You stumble on through parenthood. As the toddler years approach, you dash around inserting child guards on electrical outlets, child locks on cupboard doors (which smash your fingers every third time you try to open the darn thing). The terrible twos arrive. As the little bundle of joy throws himself screaming and kicking on the floor, you feel the natural pull to join him. Most parents do manage to control themselves and maintain a mature demeanor, especially if others are around. Three-year-olds scream ‘I hate you!’ at least twice a day, four-year-olds are fairly human, five-year-olds know everything because their kindergarten teacher told them (You aren’t their teacher. You will never reach that lofty height.) Children continue through life causing all kinds of chaos as they go. You – the parent – have to maintain self-control while properly training this less-than-perfect human being you have brought into the world.

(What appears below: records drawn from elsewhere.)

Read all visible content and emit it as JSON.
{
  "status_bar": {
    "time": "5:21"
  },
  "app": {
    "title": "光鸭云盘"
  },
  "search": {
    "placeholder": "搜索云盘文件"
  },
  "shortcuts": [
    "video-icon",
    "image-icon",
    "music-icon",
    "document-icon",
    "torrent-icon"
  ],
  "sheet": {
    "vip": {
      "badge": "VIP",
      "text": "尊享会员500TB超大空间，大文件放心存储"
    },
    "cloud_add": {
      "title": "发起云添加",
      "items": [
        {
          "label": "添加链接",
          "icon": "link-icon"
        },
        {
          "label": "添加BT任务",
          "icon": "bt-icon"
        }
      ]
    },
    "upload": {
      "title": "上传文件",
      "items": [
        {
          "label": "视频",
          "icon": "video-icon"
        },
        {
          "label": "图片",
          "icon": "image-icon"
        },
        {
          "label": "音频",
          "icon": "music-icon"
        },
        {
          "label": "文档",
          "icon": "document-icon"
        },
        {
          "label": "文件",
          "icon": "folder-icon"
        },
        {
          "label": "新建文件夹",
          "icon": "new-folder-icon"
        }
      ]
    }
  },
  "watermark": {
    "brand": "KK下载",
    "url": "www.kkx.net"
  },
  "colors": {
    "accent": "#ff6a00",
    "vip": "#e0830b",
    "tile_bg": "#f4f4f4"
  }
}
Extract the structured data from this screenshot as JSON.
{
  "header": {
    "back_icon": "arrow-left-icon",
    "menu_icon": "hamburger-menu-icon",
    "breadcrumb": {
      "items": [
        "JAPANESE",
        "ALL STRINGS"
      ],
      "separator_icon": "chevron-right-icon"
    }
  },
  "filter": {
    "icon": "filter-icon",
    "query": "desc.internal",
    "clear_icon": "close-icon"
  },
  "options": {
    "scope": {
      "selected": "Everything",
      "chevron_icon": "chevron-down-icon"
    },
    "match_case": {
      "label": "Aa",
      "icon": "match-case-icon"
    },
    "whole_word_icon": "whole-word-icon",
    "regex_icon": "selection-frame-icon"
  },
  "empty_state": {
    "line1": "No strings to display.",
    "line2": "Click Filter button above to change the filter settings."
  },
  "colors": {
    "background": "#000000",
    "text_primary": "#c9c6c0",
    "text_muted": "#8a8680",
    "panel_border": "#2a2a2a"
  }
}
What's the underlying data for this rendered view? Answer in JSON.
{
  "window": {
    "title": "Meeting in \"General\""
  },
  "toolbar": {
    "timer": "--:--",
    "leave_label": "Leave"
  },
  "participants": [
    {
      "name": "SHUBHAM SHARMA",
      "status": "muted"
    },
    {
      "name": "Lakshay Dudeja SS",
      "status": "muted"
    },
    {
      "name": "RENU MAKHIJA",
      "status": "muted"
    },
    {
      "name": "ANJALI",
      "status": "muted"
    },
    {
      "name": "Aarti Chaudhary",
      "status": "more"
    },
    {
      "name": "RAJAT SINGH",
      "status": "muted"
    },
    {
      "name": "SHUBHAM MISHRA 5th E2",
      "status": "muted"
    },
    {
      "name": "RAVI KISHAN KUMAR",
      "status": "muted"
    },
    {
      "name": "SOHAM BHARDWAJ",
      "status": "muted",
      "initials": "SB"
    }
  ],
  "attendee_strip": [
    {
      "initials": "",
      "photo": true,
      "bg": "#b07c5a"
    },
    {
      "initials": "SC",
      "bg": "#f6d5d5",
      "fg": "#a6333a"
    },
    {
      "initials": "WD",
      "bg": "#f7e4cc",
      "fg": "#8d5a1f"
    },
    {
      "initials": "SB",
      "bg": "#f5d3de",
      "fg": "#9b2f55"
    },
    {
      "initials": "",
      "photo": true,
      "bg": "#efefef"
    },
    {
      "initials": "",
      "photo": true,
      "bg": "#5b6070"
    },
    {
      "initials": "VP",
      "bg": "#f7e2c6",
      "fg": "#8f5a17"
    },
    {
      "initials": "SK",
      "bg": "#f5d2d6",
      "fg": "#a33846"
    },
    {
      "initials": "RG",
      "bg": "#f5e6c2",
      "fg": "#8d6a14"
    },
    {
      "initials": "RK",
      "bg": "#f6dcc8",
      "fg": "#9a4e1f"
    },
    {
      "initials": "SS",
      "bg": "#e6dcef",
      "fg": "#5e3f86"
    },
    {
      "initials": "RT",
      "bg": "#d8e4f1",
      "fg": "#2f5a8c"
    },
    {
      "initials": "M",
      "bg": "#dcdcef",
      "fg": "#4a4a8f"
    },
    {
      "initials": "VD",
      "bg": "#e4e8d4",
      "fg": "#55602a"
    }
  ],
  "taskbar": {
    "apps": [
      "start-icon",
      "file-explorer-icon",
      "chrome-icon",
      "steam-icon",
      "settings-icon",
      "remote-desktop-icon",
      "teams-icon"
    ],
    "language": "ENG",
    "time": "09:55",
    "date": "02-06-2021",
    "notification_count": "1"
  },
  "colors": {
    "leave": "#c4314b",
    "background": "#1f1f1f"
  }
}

So, if parenthood has all these drawbacks, why on earth do we do this to ourselves? The answer is simple. Every now and then some magic occurs; the baby smiles at you for the first time, you watch them sleep and realize how beautiful they are, the little one laughs in pure delight at a new discovery, they sleepily crawl into your lap and say “I love you Mommy”. It’s at these points that you realize that others may have glossed over the downside of parenting but they were right about one thing. This little one is worth it all

Music is a Reflection of Our Attitudes

Tuesday, October 25th, 2011

I remember my father as being a very loving man but also a very stubborn man. He knew what he wanted in his home and insisted that he got it. We children knew that swift consequences would come if his rules weren’t obeyed. He was stern about the music played in our home. Certain standards had to be met. Back when I was young, music came on flat, round discs called ‘records’. (I’m sure most of your know what they are. I’m just describing them for you young whippersnappers) They were expensive and breakable. Dad didn’t hesitate to break any record that came into our home that had vulgar language or questionable morals. As a teenager, it didn’t seem all that important to me that a few four-letter words might be found in the music I listened to. As an adult, I realize that it matters what music you listen to! Music has been with us since time began.  Birds were singing happy morning songs, breezes were blowing gentle harmony, hurricanes were pounding angry symphonies for as long as man has been in existence.  Man heard and imitated all of this.  The type of music we sang reflected our emotions.  Anger was in deep pounding bases, or sometimes high discordant notes.  Love was a gentle, tender, compelling song; hopelessness a steady monotone beat.  Today our music comes to us in every conceivable way.  Country singers tell of love lost or betrayed, rap music angrily denounces society and flaunts it’s rebellion with language and attitudes most find offensive.  Heavy metal and rock pushes the limits bringing a feeling of anger and discord.  So-called popular music appeals more to the masses and speaks of love, anger, loneliness, etc that most can identify with.

Why is all this important today? Because our attitudes and our emotions are influenced by the music we listen to.  Man was meant to have a song.  That song can lift you up or it can bring you down. It can express your anger or offer your forgiveness. It can influence how we think and what we do. More importantly, it can take the feelings you have and swell them to irrational highs or lows.  It is not a coincidence that crime and violence are rampant in areas where angry rap music is prevalent. It is not a coincidence that an infant falls into a restful sleep at the sound of a lullaby. It is not a coincidence that we feel uplifted at the sounds of Handel’s Messiah. It’s important for us and our families that we take stock of the music in our homes. When our children are singing songs with words that say ‘I want to start a fight’, it’s time to sit up and take notice. Do we want our homes to express that attitude? Or do we want our homes to express love and acceptance. Whatever we want in our families, we need to find the right accompaniment. And, as my father used to do, we need to throw out the trash.